▶ _What is being asked_: Reproduce all the entries, matching the original word for word.

▶ _The input_:
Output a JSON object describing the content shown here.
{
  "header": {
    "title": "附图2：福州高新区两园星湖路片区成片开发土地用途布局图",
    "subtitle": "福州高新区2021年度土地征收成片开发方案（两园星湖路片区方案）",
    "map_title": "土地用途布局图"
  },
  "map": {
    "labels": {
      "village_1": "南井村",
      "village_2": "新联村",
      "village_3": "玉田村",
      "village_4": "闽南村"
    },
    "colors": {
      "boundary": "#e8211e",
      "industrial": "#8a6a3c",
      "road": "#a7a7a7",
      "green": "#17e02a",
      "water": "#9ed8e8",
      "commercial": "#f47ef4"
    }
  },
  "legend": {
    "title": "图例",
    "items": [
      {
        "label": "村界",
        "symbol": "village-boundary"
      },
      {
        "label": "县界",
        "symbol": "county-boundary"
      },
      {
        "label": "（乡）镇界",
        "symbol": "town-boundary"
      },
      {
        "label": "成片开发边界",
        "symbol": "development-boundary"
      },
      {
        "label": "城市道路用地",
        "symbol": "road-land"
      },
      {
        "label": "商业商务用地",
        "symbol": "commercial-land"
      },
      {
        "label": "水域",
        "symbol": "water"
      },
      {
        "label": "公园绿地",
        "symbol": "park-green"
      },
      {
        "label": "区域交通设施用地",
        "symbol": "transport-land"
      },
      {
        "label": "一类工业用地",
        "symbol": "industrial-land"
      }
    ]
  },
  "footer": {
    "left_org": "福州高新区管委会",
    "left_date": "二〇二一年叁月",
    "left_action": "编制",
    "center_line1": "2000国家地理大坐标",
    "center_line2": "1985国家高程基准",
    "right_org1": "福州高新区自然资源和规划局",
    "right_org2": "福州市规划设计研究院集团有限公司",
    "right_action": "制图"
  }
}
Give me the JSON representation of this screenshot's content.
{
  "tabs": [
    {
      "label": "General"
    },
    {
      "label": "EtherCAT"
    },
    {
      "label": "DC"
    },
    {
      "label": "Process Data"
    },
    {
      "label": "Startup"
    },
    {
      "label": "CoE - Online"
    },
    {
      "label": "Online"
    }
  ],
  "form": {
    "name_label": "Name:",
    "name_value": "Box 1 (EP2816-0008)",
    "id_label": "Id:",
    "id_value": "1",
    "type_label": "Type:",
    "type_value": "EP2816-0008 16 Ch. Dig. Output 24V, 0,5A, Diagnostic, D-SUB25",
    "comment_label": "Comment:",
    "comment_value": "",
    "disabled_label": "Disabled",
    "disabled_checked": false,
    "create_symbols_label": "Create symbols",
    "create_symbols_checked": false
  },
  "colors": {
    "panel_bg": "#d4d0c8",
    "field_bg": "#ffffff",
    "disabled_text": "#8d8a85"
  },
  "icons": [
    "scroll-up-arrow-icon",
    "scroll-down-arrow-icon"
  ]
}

▶ _Task response_:
Output a JSON object describing the content shown here.
{
  "header": {
    "title": "附图2：福州高新区两园星湖路片区成片开发土地用途布局图",
    "subtitle": "福州高新区2021年度土地征收成片开发方案（两园星湖路片区方案）",
    "map_title": "土地用途布局图"
  },
  "map": {
    "labels": {
      "village_1": "南井村",
      "village_2": "新联村",
      "village_3": "玉田村",
      "village_4": "闽南村"
    },
    "colors": {
      "boundary": "#e8211e",
      "industrial": "#8a6a3c",
      "road": "#a7a7a7",
      "green": "#17e02a",
      "water": "#9ed8e8",
      "commercial": "#f47ef4"
    }
  },
  "legend": {
    "title": "图例",
    "items": [
      {
        "label": "村界",
        "symbol": "village-boundary"
      },
      {
        "label": "县界",
        "symbol": "county-boundary"
      },
      {
        "label": "（乡）镇界",
        "symbol": "town-boundary"
      },
      {
        "label": "成片开发边界",
        "symbol": "development-boundary"
      },
      {
        "label": "城市道路用地",
        "symbol": "road-land"
      },
      {
        "label": "商业商务用地",
        "symbol": "commercial-land"
      },
      {
        "label": "水域",
        "symbol": "water"
      },
      {
        "label": "公园绿地",
        "symbol": "park-green"
      },
      {
        "label": "区域交通设施用地",
        "symbol": "transport-land"
      },
      {
        "label": "一类工业用地",
        "symbol": "industrial-land"
      }
    ]
  },
  "footer": {
    "left_org": "福州高新区管委会",
    "left_date": "二〇二一年叁月",
    "left_action": "编制",
    "center_line1": "2000国家地理大坐标",
    "center_line2": "1985国家高程基准",
    "right_org1": "福州高新区自然资源和规划局",
    "right_org2": "福州市规划设计研究院集团有限公司",
    "right_action": "制图"
  }
}
Give me the JSON representation of this screenshot's content.
{
  "tabs": [
    {
      "label": "General"
    },
    {
      "label": "EtherCAT"
    },
    {
      "label": "DC"
    },
    {
      "label": "Process Data"
    },
    {
      "label": "Startup"
    },
    {
      "label": "CoE - Online"
    },
    {
      "label": "Online"
    }
  ],
  "form": {
    "name_label": "Name:",
    "name_value": "Box 1 (EP2816-0008)",
    "id_label": "Id:",
    "id_value": "1",
    "type_label": "Type:",
    "type_value": "EP2816-0008 16 Ch. Dig. Output 24V, 0,5A, Diagnostic, D-SUB25",
    "comment_label": "Comment:",
    "comment_value": "",
    "disabled_label": "Disabled",
    "disabled_checked": false,
    "create_symbols_label": "Create symbols",
    "create_symbols_checked": false
  },
  "colors": {
    "panel_bg": "#d4d0c8",
    "field_bg": "#ffffff",
    "disabled_text": "#8d8a85"
  },
  "icons": [
    "scroll-up-arrow-icon",
    "scroll-down-arrow-icon"
  ]
}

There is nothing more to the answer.